The Third Sunday in Ordinary Time
21 January 2018 At St. Peter and St. William Churches in Naples, FL
Jonah 3, 1-5, 10 + Psalm 25 + 1 Corinthians 7, 29-31 + Mark 1, 14-20
At the time of Jesus, it was customary for most people to choose a rabbi and become a disciple in order to learn the law. The disciples did the choosing. With these Gospel verses, there is something happening that is out of the ordinary. Instead of these men choosing Jesus as their rabbi and becoming one of his disciples, Jesus does the choosing. He chose them. They do not choose him. There is something unique going on here, and we might pay attention to it.
Before retiring, when I helped with the formation of couples in preparation for marriage, I would often remind them that even though they thought they had chosen each other for marriage, it was not so. God did the choosing. God put them together, and if it was not the will of God, it wasn’t going to last. In my own seminary formation, we were constantly urged to discern God’s call asking whether or not service to the church was really what God wanted of us. When I was the director of seminarians for my diocese and someone came in telling me they were going to be a priest, I knew we had a long way to go before that was going to happen. In this age of choice, when everyone seems to think it is their right to choose everything from the color of a car to whether or not another human being lives the action of this Gospel and part of its message seems like a new idea, but it isn’t. God has been making choices for a long time, longer than we can even imagine. The scriptures are full of the stories of God making choices, of who would be a prophet, who would be God’s people, where they would live, who would be king, who would give flesh to his son, and who would be his disciples.

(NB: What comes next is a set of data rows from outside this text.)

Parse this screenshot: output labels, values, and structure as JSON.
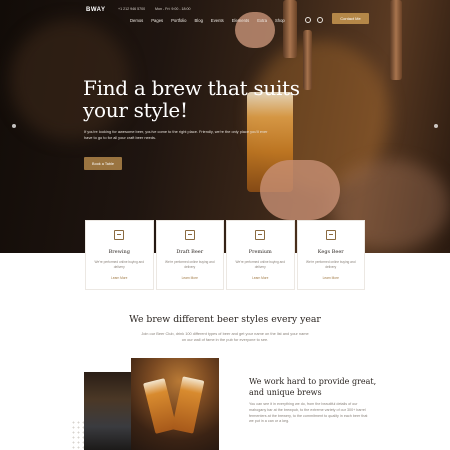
{
  "header": {
    "logo": "BWAY",
    "phone": "+1 212 946 5700",
    "hours": "Mon - Fri: 9:00 - 18:00",
    "nav": [
      "Demos",
      "Pages",
      "Portfolio",
      "Blog",
      "Events",
      "Elements",
      "Extra",
      "Shop"
    ],
    "contact_button": "Contact Me"
  },
  "hero": {
    "title": "Find a brew that suits your style!",
    "text": "If you're looking for awesome beer, you've come to the right place. Friendly, we're the only place you'll ever have to go to for all your craft beer needs.",
    "button": "Book a Table"
  },
  "cards": [
    {
      "title": "Brewing",
      "desc": "We're performed online buying and delivery",
      "link": "Learn More"
    },
    {
      "title": "Draft Beer",
      "desc": "We're performed online buying and delivery",
      "link": "Learn More"
    },
    {
      "title": "Premium",
      "desc": "We're performed online buying and delivery",
      "link": "Learn More"
    },
    {
      "title": "Kegs Beer",
      "desc": "We're performed online buying and delivery",
      "link": "Learn More"
    }
  ],
  "styles_section": {
    "title": "We brew different beer styles every year",
    "text": "Join our Beer Club, drink 100 different types of beer and get your name on the list and your name on our wall of fame in the pub for everyone to see."
  },
  "great_section": {
    "title": "We work hard to provide great, and unique brews",
    "text": "You can see it in everything we do, from the beautiful details of our mahogany bar at the brewpub, to the extreme variety of our 300+ barrel fermenters at the brewery, to the commitment to quality in each beer that we put in a can or a keg."
  },
  "colors": {
    "accent": "#b48748",
    "dark_text": "#2b2521",
    "muted_text": "#8b837b"
  }
}
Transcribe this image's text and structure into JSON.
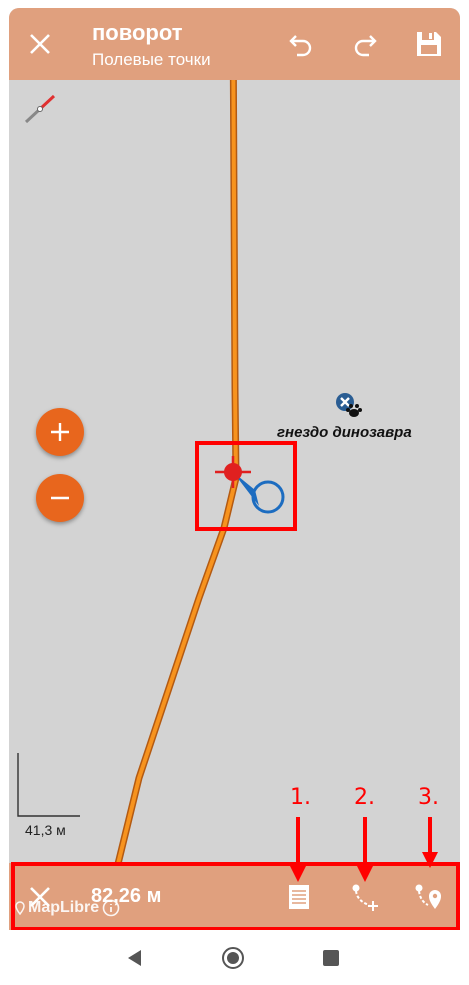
{
  "header": {
    "title": "поворот",
    "subtitle": "Полевые точки"
  },
  "map": {
    "poi_label": "гнездо динозавра",
    "scale_label": "41,3 м",
    "attribution": "MapLibre"
  },
  "bottom_bar": {
    "distance": "82,26 м"
  },
  "annotations": {
    "step1": "1.",
    "step2": "2.",
    "step3": "3."
  },
  "colors": {
    "toolbar": "#e0a07e",
    "accent": "#e8661d",
    "map_bg": "#d3d3d3",
    "highlight": "#ff0000"
  }
}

Each of us might ask ourselves now and then, what we’re doing here, how we got here, and most of all why God chose us and not someone else. There are, you know, more people not here today than there will ever be in this church. Perhaps the Gospel we proclaim this Sunday is not about Peter, Andrew, James, and John. It seems to reveal something to us about how God works and about how people who experience Jesus Christ respond. God finds us doing what we do every day from mending nets to folding laundry, from driving to work to playing golf. He might find us here, but more likely we’re here because he found us somewhere else.
The message spoken by Jesus and his invitation to the Kingdom of God is spoken in this place today because, when we come face to face with this Gospel we are face to face with Jesus himself. My friends, we must stop thinking that the Kingdom of God is some place or some time period yet to come. The Kingdom of God is a new state of mind that brings about a new way of living. It grows through a web of relationship’s in which people experience loving union with God and one another. Jesus showed us what it looked like by his relationships with others, and he taught us to pray for it as we shall soon do. In that prayer, we find the best and most concise interpretation of the meaning: “Kingdom of God”: Your kingdom come, your will be done, on earth as in heaven. The Kingdom is where ever and whenever God’s will is done. What this Gospel reveals is that God is calling every one of us, and our first response to that call is to do the will of God right now without delay, and with every decision of our lives consider carefully what God’s will might be.